(Excerpts from a dataset)
☆ ☆ ☆ ☆ ☆
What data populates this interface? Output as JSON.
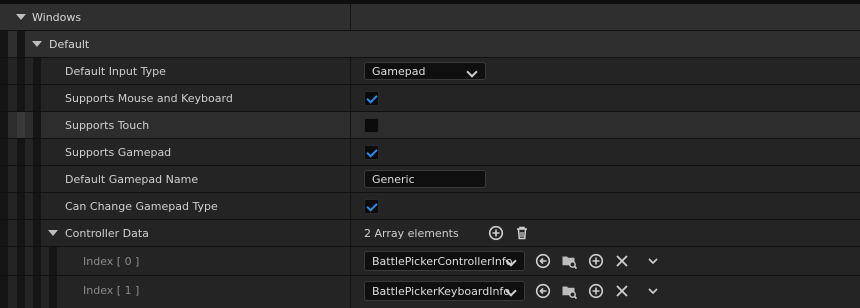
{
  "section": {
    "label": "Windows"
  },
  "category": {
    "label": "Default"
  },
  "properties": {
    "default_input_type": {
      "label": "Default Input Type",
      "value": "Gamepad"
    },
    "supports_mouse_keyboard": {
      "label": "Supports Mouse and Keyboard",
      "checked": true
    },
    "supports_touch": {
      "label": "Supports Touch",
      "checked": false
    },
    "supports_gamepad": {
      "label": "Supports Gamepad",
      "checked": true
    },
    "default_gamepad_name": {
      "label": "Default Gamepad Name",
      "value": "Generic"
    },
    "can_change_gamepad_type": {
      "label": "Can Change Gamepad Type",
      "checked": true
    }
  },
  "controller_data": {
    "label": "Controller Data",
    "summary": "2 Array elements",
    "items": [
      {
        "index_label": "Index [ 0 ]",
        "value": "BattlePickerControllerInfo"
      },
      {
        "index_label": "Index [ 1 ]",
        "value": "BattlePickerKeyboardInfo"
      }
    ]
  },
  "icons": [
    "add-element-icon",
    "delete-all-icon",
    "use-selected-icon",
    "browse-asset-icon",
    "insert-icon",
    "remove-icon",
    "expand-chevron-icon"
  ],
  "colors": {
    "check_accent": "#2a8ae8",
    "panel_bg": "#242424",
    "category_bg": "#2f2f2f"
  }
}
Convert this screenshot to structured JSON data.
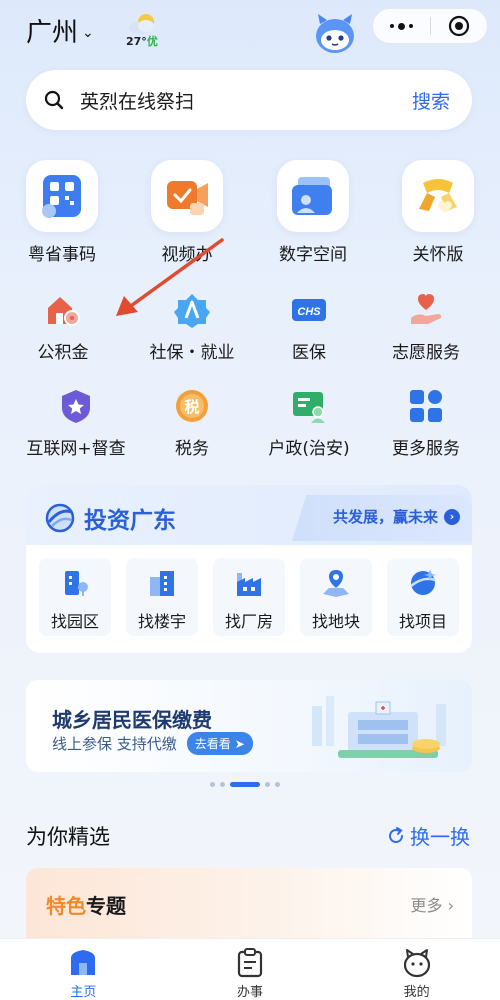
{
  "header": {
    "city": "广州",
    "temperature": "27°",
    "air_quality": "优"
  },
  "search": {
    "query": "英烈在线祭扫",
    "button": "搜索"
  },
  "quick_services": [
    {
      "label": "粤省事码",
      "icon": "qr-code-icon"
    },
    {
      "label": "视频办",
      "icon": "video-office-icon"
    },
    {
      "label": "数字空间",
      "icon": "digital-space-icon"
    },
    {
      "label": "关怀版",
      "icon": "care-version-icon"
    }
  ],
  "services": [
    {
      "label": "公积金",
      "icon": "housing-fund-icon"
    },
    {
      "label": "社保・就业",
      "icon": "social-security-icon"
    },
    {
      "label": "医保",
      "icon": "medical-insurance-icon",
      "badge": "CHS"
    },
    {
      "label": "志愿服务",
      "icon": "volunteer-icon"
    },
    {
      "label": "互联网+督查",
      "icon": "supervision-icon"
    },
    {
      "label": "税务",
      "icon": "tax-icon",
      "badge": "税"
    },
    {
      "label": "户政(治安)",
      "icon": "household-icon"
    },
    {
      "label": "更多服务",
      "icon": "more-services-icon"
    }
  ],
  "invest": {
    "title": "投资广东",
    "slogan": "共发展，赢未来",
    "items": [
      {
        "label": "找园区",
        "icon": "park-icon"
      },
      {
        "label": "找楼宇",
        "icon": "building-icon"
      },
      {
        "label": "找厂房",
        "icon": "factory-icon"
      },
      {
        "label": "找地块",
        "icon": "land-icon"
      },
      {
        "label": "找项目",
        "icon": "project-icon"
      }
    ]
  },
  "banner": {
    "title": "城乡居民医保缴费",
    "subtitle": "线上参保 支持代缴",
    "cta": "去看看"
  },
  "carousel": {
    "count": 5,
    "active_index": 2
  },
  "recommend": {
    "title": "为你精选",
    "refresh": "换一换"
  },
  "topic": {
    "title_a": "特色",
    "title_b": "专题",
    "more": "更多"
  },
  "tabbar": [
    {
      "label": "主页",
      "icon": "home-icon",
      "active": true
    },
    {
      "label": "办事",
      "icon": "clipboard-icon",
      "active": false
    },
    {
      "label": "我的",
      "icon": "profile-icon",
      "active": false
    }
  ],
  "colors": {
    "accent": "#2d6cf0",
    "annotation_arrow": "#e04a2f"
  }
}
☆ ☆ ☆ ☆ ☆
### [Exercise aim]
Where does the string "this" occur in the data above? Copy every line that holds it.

### [Written solution]
What data populates this interface? Output as JSON.
Convert this screenshot to structured JSON data.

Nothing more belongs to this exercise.